→ **WORK TO BE COMPLETED**
The output should be every line below that includes the word "Городах".

→ **DATA SECTION**
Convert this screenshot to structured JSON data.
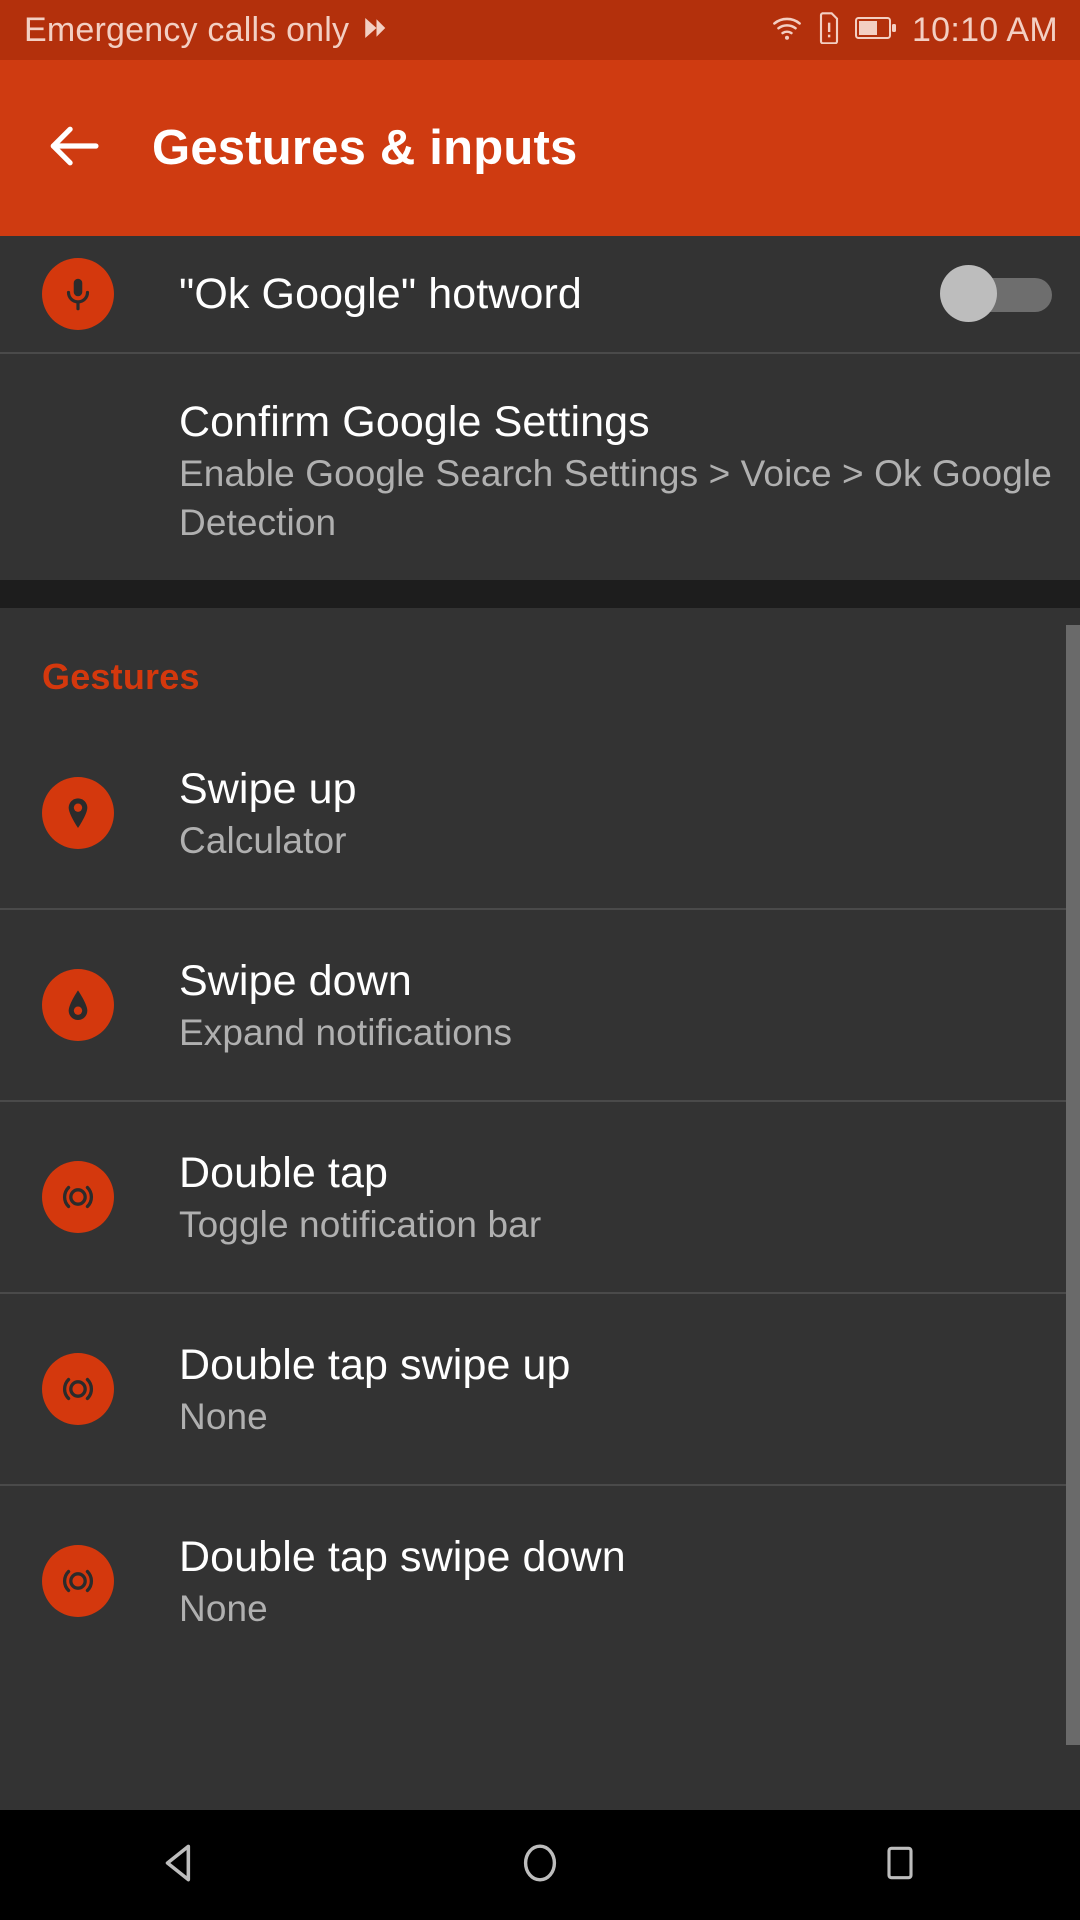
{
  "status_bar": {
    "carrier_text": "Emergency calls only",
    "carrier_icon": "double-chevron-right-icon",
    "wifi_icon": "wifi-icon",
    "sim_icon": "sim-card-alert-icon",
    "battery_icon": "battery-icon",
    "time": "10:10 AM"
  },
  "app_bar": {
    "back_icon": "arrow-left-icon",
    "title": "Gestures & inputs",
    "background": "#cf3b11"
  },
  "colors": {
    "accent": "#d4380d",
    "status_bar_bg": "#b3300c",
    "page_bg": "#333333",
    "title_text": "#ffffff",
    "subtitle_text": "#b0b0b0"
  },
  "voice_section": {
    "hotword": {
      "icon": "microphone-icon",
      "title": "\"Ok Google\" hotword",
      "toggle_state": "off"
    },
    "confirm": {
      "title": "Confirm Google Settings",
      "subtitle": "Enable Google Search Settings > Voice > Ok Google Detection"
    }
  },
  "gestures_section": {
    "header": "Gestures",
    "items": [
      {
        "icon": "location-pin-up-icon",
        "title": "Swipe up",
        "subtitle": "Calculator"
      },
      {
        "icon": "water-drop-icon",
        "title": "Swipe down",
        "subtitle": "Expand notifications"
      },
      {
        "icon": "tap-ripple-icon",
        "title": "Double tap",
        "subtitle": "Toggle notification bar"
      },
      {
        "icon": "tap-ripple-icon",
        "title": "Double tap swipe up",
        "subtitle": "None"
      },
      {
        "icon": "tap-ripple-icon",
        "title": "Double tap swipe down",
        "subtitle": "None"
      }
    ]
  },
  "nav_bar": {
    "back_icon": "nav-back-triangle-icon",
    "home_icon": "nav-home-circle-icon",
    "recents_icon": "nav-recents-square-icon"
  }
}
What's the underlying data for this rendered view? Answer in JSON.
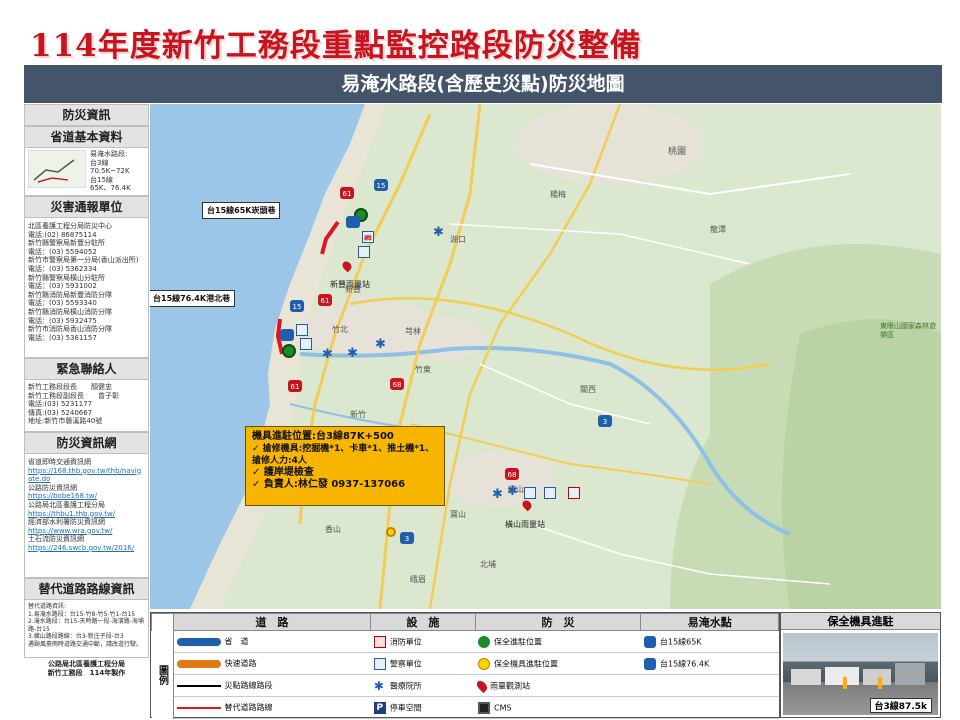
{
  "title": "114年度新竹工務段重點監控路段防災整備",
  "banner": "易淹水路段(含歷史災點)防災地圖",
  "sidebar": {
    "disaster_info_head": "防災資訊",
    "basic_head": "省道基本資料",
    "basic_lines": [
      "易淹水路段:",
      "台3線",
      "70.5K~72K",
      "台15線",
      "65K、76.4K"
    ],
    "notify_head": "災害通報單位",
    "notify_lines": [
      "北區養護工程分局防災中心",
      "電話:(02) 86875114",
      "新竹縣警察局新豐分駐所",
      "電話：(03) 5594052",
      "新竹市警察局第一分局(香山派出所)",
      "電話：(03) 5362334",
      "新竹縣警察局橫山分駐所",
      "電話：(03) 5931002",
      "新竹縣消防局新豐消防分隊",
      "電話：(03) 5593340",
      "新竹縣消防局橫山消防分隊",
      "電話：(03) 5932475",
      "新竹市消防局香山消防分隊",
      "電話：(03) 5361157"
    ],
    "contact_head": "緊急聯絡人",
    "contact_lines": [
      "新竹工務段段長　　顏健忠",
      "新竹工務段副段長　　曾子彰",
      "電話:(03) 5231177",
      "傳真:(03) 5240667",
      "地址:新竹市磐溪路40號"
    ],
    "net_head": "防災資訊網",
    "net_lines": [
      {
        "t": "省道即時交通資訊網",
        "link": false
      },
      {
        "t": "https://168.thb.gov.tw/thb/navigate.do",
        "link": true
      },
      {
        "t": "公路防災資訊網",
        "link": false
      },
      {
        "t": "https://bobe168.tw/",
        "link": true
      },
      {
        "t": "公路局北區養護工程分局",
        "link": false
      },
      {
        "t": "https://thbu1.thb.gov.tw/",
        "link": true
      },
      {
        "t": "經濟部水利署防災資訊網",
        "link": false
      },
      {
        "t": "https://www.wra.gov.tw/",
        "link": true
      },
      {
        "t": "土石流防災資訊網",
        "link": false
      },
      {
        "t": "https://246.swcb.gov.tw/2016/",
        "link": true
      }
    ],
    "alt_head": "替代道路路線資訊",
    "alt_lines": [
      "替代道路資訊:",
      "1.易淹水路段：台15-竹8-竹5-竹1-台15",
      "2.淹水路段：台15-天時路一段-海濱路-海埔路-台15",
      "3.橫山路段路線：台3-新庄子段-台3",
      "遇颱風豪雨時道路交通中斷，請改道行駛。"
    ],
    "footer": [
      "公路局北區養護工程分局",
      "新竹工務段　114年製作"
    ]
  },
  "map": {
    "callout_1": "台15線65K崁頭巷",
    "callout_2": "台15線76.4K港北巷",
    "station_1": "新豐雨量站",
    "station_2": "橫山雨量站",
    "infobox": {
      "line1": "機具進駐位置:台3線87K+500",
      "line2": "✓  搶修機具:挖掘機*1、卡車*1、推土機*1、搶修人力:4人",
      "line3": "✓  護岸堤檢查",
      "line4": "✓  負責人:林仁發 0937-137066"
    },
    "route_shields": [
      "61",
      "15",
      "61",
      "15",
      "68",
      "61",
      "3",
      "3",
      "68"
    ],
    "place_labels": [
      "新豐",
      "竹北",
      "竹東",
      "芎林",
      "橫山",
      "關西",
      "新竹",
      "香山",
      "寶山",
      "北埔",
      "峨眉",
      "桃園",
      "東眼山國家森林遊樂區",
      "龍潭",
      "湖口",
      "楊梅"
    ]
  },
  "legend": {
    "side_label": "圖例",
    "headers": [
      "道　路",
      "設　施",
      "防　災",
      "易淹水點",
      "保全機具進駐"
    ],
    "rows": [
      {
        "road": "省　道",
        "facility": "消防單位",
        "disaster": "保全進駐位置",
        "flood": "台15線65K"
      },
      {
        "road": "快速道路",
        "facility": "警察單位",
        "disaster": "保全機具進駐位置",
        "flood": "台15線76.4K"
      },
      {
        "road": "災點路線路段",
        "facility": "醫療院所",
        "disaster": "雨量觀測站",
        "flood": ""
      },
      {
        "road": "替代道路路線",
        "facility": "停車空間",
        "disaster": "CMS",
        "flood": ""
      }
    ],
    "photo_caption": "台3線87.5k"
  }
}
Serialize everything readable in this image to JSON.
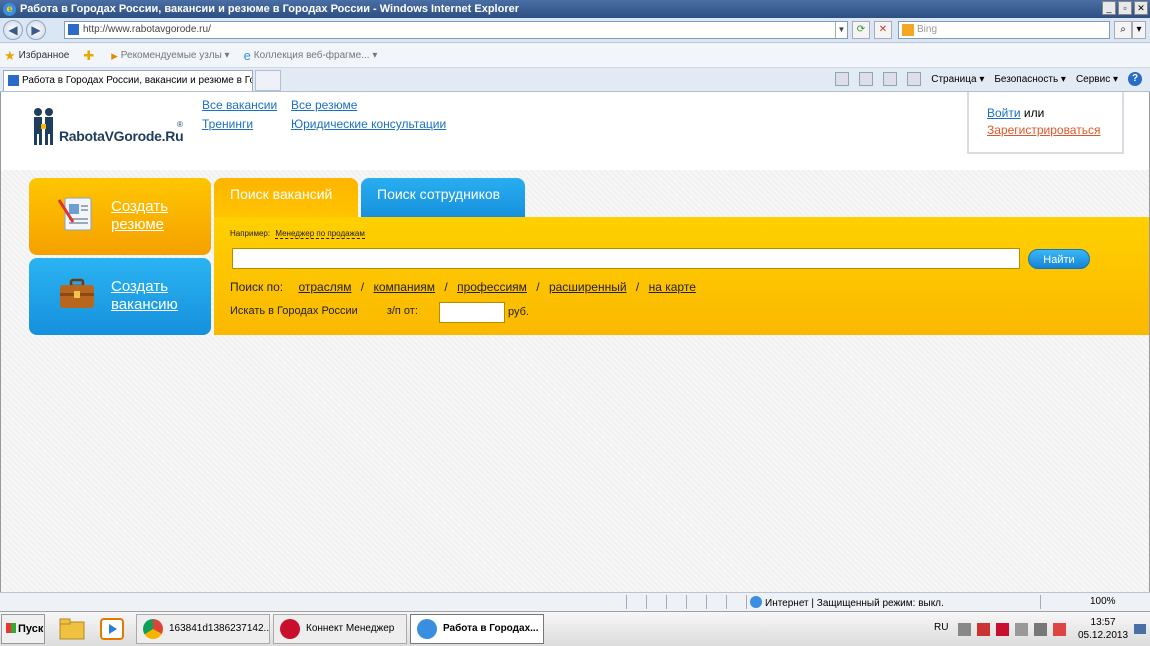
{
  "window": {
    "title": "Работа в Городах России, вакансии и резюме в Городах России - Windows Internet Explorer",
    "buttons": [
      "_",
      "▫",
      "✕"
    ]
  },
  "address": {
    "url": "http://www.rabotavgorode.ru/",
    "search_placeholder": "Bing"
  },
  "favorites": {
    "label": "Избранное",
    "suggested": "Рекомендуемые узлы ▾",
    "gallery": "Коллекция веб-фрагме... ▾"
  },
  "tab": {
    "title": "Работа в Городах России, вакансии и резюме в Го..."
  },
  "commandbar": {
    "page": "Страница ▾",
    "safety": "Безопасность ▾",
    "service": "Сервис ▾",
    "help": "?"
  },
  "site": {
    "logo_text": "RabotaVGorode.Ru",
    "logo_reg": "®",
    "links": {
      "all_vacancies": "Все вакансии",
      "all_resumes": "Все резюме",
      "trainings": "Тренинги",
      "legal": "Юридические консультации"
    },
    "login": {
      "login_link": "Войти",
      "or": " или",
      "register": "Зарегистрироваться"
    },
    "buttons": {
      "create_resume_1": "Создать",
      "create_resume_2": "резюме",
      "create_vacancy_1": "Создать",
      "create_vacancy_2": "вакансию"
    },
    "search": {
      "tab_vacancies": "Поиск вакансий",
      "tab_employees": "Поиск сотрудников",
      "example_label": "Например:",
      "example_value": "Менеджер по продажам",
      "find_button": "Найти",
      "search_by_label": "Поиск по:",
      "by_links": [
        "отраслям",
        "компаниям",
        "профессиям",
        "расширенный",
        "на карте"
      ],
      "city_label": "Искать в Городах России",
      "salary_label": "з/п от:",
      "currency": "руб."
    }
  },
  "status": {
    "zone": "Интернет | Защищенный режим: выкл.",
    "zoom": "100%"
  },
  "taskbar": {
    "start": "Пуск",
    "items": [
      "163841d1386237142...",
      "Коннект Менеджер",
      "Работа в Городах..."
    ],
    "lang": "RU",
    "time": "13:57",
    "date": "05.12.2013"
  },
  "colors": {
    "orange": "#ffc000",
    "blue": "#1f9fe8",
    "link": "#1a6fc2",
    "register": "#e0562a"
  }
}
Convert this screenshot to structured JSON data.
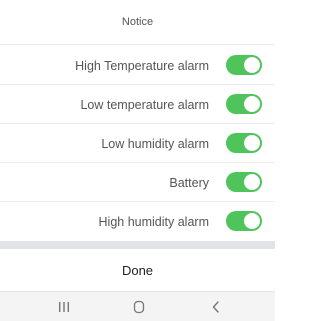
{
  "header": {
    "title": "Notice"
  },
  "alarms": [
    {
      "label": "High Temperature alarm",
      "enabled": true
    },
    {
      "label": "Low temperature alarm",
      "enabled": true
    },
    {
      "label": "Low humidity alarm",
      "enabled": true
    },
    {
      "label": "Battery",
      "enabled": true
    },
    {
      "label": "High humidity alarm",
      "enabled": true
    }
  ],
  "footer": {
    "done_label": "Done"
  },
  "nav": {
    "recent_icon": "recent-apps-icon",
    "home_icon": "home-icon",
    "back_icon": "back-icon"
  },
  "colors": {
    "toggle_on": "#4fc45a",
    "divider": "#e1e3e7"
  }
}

→ **YOUR SOLUTION**
    "title": "Работа в Городах России, вакансии и резюме в Городах России - Windows Internet Explorer",
    "title": "Работа в Городах России, вакансии и резюме в Го..."
      "city_label": "Искать в Городах России",
      "Работа в Городах..."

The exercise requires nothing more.